Task to carry out: What you return should be the complete data below, word for word, with no pictures in it.

Exercise inputs:
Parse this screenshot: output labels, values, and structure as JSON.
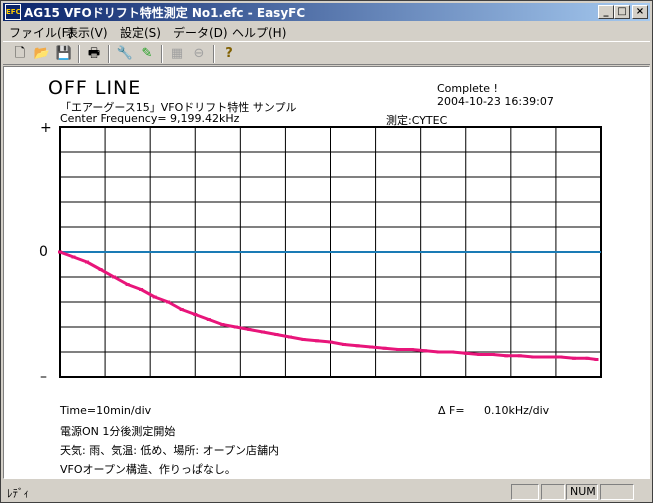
{
  "window": {
    "title": "AG15  VFOドリフト特性測定  No1.efc - EasyFC",
    "icon_text": "EFC",
    "minimize": "_",
    "maximize": "□",
    "close": "×"
  },
  "menu": [
    {
      "label": "ファイル(F)"
    },
    {
      "label": "表示(V)"
    },
    {
      "label": "設定(S)"
    },
    {
      "label": "データ(D)"
    },
    {
      "label": "ヘルプ(H)"
    }
  ],
  "toolbar": {
    "icons": [
      "new-file-icon",
      "open-folder-icon",
      "save-icon",
      "print-icon",
      "wrench-icon",
      "pen-icon",
      "graph-icon",
      "stop-icon",
      "help-icon"
    ]
  },
  "graph": {
    "status": "OFF LINE",
    "complete": "Complete !",
    "datetime": "2004-10-23  16:39:07",
    "subject": "「エアーグース15」VFOドリフト特性  サンプル",
    "center_freq": "Center Frequency=  9,199.42kHz",
    "measured_by": "測定:CYTEC",
    "axis_plus": "+",
    "axis_zero": "0",
    "axis_minus": "–",
    "time_div": "Time=10min/div",
    "delta_f_label": "Δ F=",
    "delta_f_value": "0.10kHz/div",
    "note1": "電源ON  1分後測定開始",
    "note2": "天気: 雨、気温: 低め、場所: オープン店舗内",
    "note3": "VFOオープン構造、作りっぱなし。"
  },
  "chart_data": {
    "type": "line",
    "grid": true,
    "x_unit": "min",
    "y_unit": "kHz",
    "xlim": [
      0,
      120
    ],
    "ylim": [
      -0.5,
      0.5
    ],
    "series": [
      {
        "color": "#e8157a",
        "x": [
          0,
          3,
          6,
          9,
          12,
          15,
          18,
          21,
          24,
          27,
          30,
          33,
          36,
          39,
          42,
          45,
          48,
          51,
          54,
          57,
          60,
          63,
          66,
          69,
          72,
          75,
          78,
          81,
          84,
          87,
          90,
          93,
          96,
          99,
          102,
          105,
          108,
          111,
          114,
          117,
          119
        ],
        "y": [
          0.0,
          -0.02,
          -0.04,
          -0.07,
          -0.1,
          -0.13,
          -0.15,
          -0.18,
          -0.2,
          -0.23,
          -0.25,
          -0.27,
          -0.29,
          -0.3,
          -0.31,
          -0.32,
          -0.33,
          -0.34,
          -0.35,
          -0.355,
          -0.36,
          -0.37,
          -0.375,
          -0.38,
          -0.385,
          -0.39,
          -0.39,
          -0.395,
          -0.4,
          -0.4,
          -0.405,
          -0.41,
          -0.41,
          -0.415,
          -0.415,
          -0.42,
          -0.42,
          -0.42,
          -0.425,
          -0.425,
          -0.43
        ]
      }
    ],
    "baseline": {
      "y": 0.0,
      "color": "#1a7bb5"
    },
    "grid_color": "#000000"
  },
  "statusbar": {
    "text": "ﾚﾃﾞｨ",
    "num": "NUM"
  }
}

Answer below:
Parse this screenshot: output labels, values, and structure as JSON.
{
  "window": {
    "title": "AG15  VFOドリフト特性測定  No1.efc - EasyFC",
    "icon_text": "EFC",
    "minimize": "_",
    "maximize": "□",
    "close": "×"
  },
  "menu": [
    {
      "label": "ファイル(F)"
    },
    {
      "label": "表示(V)"
    },
    {
      "label": "設定(S)"
    },
    {
      "label": "データ(D)"
    },
    {
      "label": "ヘルプ(H)"
    }
  ],
  "toolbar": {
    "icons": [
      "new-file-icon",
      "open-folder-icon",
      "save-icon",
      "print-icon",
      "wrench-icon",
      "pen-icon",
      "graph-icon",
      "stop-icon",
      "help-icon"
    ]
  },
  "graph": {
    "status": "OFF LINE",
    "complete": "Complete !",
    "datetime": "2004-10-23  16:39:07",
    "subject": "「エアーグース15」VFOドリフト特性  サンプル",
    "center_freq": "Center Frequency=  9,199.42kHz",
    "measured_by": "測定:CYTEC",
    "axis_plus": "+",
    "axis_zero": "0",
    "axis_minus": "–",
    "time_div": "Time=10min/div",
    "delta_f_label": "Δ F=",
    "delta_f_value": "0.10kHz/div",
    "note1": "電源ON  1分後測定開始",
    "note2": "天気: 雨、気温: 低め、場所: オープン店舗内",
    "note3": "VFOオープン構造、作りっぱなし。"
  },
  "chart_data": {
    "type": "line",
    "grid": true,
    "x_unit": "min",
    "y_unit": "kHz",
    "xlim": [
      0,
      120
    ],
    "ylim": [
      -0.5,
      0.5
    ],
    "series": [
      {
        "color": "#e8157a",
        "x": [
          0,
          3,
          6,
          9,
          12,
          15,
          18,
          21,
          24,
          27,
          30,
          33,
          36,
          39,
          42,
          45,
          48,
          51,
          54,
          57,
          60,
          63,
          66,
          69,
          72,
          75,
          78,
          81,
          84,
          87,
          90,
          93,
          96,
          99,
          102,
          105,
          108,
          111,
          114,
          117,
          119
        ],
        "y": [
          0.0,
          -0.02,
          -0.04,
          -0.07,
          -0.1,
          -0.13,
          -0.15,
          -0.18,
          -0.2,
          -0.23,
          -0.25,
          -0.27,
          -0.29,
          -0.3,
          -0.31,
          -0.32,
          -0.33,
          -0.34,
          -0.35,
          -0.355,
          -0.36,
          -0.37,
          -0.375,
          -0.38,
          -0.385,
          -0.39,
          -0.39,
          -0.395,
          -0.4,
          -0.4,
          -0.405,
          -0.41,
          -0.41,
          -0.415,
          -0.415,
          -0.42,
          -0.42,
          -0.42,
          -0.425,
          -0.425,
          -0.43
        ]
      }
    ],
    "baseline": {
      "y": 0.0,
      "color": "#1a7bb5"
    },
    "grid_color": "#000000"
  },
  "statusbar": {
    "text": "ﾚﾃﾞｨ",
    "num": "NUM"
  }
}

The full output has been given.